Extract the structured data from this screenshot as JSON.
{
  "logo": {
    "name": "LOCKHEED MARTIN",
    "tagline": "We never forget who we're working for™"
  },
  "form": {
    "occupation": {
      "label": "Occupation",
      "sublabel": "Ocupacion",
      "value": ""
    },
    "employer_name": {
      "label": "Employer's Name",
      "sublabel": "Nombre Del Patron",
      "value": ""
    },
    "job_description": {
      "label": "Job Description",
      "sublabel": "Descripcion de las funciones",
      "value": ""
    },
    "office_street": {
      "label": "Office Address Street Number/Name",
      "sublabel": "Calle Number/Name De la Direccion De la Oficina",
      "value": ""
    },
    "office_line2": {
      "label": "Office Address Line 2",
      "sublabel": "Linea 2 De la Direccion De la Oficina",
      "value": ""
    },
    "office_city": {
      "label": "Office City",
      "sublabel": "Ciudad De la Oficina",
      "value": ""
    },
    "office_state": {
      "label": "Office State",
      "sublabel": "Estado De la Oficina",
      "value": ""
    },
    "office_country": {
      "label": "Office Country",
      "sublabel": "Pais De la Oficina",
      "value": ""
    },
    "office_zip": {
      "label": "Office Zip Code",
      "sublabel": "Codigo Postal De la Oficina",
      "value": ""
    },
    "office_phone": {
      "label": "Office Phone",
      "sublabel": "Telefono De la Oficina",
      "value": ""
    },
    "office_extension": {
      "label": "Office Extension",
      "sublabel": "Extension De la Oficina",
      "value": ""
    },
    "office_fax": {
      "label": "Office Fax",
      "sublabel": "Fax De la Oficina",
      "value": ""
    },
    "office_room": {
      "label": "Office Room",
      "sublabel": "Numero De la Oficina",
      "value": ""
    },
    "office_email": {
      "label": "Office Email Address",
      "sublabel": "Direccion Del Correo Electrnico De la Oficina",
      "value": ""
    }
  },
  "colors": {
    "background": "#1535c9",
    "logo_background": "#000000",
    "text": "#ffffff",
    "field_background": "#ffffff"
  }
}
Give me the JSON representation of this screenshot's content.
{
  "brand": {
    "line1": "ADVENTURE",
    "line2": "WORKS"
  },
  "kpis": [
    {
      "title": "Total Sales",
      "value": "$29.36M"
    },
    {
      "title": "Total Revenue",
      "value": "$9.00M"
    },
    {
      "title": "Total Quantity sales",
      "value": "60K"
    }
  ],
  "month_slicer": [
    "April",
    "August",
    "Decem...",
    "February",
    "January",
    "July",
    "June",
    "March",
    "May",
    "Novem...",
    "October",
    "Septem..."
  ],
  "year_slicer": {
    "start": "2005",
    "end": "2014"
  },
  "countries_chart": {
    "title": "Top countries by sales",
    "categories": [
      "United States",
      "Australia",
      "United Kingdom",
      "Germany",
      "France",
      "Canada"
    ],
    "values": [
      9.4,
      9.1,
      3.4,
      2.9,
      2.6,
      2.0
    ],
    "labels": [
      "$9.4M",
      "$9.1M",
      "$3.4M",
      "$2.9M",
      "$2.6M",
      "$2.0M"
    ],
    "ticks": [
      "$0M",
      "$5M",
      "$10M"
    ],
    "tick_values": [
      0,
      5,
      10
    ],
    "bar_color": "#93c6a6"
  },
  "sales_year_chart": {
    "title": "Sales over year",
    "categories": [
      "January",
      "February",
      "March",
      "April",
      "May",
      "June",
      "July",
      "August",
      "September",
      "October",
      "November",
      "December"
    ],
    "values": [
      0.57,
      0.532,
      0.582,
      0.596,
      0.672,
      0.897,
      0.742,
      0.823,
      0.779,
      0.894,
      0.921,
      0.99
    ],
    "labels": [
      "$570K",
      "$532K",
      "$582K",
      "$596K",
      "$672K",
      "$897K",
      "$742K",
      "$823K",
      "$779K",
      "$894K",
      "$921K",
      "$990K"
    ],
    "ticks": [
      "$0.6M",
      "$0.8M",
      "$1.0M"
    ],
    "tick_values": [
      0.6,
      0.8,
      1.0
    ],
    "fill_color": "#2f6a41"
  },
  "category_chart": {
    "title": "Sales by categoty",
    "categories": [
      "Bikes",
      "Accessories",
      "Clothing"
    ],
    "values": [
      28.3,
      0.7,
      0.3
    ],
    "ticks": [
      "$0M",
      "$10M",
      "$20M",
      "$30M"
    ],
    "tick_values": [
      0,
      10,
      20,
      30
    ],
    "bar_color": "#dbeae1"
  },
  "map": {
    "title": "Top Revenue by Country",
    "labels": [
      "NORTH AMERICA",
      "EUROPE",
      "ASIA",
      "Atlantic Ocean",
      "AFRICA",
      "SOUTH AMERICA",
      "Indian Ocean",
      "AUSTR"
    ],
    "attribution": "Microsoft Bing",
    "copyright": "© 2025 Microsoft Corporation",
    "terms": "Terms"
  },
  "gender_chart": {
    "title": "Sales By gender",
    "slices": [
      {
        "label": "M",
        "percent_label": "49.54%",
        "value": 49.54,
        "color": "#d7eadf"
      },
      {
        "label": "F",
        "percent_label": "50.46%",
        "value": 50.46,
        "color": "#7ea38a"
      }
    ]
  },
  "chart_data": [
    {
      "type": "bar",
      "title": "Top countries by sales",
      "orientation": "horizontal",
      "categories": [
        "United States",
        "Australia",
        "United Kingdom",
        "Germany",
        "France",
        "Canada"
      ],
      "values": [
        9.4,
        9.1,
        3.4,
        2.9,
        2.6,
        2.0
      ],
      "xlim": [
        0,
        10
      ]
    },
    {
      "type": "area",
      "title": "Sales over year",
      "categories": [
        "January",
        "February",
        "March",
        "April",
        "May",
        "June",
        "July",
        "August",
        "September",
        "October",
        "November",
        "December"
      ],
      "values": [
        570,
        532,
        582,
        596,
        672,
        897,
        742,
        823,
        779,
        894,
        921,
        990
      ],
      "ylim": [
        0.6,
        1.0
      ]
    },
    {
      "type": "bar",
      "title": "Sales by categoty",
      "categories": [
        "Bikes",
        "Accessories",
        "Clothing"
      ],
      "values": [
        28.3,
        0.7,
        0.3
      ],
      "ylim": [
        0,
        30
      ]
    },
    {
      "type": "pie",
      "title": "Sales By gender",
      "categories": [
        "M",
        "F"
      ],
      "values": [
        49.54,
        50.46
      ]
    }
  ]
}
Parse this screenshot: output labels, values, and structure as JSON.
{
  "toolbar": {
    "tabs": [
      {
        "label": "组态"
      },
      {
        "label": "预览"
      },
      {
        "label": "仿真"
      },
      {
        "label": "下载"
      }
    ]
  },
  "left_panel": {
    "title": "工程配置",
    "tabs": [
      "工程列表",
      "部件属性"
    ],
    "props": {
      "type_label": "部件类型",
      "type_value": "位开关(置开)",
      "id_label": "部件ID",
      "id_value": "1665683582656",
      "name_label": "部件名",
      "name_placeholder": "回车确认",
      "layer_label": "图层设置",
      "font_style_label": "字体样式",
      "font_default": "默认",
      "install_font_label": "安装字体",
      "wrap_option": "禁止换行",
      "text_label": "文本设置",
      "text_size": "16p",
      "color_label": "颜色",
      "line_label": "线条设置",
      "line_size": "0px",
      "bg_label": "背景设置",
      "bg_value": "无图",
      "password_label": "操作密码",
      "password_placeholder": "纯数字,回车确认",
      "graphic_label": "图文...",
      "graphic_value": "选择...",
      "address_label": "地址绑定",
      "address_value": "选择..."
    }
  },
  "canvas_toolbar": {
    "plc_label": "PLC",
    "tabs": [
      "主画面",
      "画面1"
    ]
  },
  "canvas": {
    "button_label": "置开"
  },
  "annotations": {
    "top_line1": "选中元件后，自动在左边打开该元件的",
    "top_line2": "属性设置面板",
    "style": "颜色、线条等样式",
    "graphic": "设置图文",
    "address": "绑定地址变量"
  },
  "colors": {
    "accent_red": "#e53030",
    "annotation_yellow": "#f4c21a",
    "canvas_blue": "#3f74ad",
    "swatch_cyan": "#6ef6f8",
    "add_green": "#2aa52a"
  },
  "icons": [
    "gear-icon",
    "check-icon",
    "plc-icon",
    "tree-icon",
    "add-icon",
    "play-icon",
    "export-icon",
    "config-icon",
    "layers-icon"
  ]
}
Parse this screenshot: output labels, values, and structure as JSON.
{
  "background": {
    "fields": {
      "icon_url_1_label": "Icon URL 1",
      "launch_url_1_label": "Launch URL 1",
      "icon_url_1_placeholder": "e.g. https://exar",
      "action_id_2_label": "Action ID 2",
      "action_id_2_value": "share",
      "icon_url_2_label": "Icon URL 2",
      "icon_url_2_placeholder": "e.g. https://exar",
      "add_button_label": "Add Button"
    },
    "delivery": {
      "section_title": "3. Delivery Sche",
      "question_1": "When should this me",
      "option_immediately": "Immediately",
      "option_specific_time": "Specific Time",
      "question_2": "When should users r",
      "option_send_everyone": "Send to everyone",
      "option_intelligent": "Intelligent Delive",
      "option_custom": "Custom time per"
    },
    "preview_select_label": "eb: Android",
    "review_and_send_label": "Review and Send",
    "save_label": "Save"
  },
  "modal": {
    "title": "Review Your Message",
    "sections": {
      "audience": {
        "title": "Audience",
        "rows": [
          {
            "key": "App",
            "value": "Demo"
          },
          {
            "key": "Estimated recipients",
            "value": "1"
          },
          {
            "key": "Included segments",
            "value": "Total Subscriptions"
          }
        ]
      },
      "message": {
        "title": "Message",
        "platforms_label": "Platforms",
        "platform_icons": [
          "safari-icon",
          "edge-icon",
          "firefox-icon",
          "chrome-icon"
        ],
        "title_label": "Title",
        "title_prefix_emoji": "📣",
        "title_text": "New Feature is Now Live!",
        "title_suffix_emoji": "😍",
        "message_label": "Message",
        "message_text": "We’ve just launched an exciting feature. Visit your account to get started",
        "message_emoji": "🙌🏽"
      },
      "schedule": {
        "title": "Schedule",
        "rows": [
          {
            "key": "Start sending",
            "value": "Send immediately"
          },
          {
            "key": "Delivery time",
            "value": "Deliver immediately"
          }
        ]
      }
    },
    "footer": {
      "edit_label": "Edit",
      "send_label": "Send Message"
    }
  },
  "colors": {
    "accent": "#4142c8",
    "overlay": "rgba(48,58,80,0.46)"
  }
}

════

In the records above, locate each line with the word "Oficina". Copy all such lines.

Written response:
      "sublabel": "Calle Number/Name De la Direccion De la Oficina",
      "sublabel": "Linea 2 De la Direccion De la Oficina",
      "sublabel": "Ciudad De la Oficina",
      "sublabel": "Estado De la Oficina",
      "sublabel": "Pais De la Oficina",
      "sublabel": "Codigo Postal De la Oficina",
      "sublabel": "Telefono De la Oficina",
      "sublabel": "Extension De la Oficina",
      "sublabel": "Fax De la Oficina",
      "sublabel": "Numero De la Oficina",
      "sublabel": "Direccion Del Correo Electrnico De la Oficina",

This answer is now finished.